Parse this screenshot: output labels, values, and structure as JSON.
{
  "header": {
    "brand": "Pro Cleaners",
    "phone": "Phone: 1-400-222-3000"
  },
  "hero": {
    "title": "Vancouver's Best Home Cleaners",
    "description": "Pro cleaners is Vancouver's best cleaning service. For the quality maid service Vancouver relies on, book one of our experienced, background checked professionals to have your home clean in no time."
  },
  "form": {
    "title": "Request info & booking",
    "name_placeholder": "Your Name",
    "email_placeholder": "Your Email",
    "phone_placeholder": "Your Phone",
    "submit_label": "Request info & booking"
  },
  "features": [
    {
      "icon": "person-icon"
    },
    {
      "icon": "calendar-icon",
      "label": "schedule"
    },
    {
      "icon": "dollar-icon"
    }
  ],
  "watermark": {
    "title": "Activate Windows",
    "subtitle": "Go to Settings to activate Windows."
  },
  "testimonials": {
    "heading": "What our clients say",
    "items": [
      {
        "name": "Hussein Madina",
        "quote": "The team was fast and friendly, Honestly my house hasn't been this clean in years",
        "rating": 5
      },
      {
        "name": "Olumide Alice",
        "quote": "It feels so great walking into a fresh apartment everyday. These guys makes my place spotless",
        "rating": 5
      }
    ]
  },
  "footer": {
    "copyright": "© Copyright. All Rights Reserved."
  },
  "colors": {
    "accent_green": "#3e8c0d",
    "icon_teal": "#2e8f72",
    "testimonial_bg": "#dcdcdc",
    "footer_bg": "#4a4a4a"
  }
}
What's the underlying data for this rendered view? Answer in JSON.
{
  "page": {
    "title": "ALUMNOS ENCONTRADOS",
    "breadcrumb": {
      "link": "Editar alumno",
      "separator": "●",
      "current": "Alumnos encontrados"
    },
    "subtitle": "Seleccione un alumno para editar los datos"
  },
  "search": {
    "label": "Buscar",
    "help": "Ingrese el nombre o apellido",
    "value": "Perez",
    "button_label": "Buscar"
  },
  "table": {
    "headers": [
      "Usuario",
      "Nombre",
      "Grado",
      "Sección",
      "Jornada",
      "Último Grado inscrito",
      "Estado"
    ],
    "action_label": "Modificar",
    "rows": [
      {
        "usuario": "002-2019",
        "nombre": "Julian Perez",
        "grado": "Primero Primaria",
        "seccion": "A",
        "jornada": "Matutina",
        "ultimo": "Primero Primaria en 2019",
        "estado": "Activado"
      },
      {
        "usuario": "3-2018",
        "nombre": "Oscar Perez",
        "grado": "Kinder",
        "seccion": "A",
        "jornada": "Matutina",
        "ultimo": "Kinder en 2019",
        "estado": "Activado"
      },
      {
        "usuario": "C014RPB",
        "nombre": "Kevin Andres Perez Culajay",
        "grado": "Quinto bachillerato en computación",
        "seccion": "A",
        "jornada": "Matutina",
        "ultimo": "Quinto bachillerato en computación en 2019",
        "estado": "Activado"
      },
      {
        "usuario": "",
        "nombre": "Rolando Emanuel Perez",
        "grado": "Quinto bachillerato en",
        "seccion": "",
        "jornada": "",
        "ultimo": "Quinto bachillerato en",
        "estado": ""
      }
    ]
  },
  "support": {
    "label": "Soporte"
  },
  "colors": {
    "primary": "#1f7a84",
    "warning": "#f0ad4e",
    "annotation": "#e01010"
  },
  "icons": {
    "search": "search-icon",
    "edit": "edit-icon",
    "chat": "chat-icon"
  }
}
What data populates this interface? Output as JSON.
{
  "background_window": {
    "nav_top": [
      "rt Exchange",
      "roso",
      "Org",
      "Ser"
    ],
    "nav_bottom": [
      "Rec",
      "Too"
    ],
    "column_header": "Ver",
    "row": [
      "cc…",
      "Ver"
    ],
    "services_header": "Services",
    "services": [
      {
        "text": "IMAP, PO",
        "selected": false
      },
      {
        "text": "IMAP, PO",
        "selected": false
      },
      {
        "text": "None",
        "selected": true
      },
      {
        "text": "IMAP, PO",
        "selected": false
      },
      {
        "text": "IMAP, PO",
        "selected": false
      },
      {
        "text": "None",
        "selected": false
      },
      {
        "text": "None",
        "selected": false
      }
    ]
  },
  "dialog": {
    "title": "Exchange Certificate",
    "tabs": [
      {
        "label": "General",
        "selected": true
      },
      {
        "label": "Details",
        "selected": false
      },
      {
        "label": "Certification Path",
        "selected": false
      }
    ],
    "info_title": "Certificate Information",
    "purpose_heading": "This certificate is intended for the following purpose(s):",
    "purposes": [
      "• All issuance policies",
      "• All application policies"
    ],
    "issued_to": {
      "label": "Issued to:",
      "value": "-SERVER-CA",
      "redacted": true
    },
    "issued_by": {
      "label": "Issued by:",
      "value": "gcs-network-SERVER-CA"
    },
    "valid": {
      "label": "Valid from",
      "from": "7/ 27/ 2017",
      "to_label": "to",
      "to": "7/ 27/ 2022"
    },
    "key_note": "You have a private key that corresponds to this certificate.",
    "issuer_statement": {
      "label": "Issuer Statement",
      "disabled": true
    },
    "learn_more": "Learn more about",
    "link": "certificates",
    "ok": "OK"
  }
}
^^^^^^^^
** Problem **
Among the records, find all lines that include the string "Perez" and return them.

** Exercise output **
    "value": "Perez",
        "nombre": "Julian Perez",
        "nombre": "Oscar Perez",
        "nombre": "Kevin Andres Perez Culajay",
        "nombre": "Rolando Emanuel Perez",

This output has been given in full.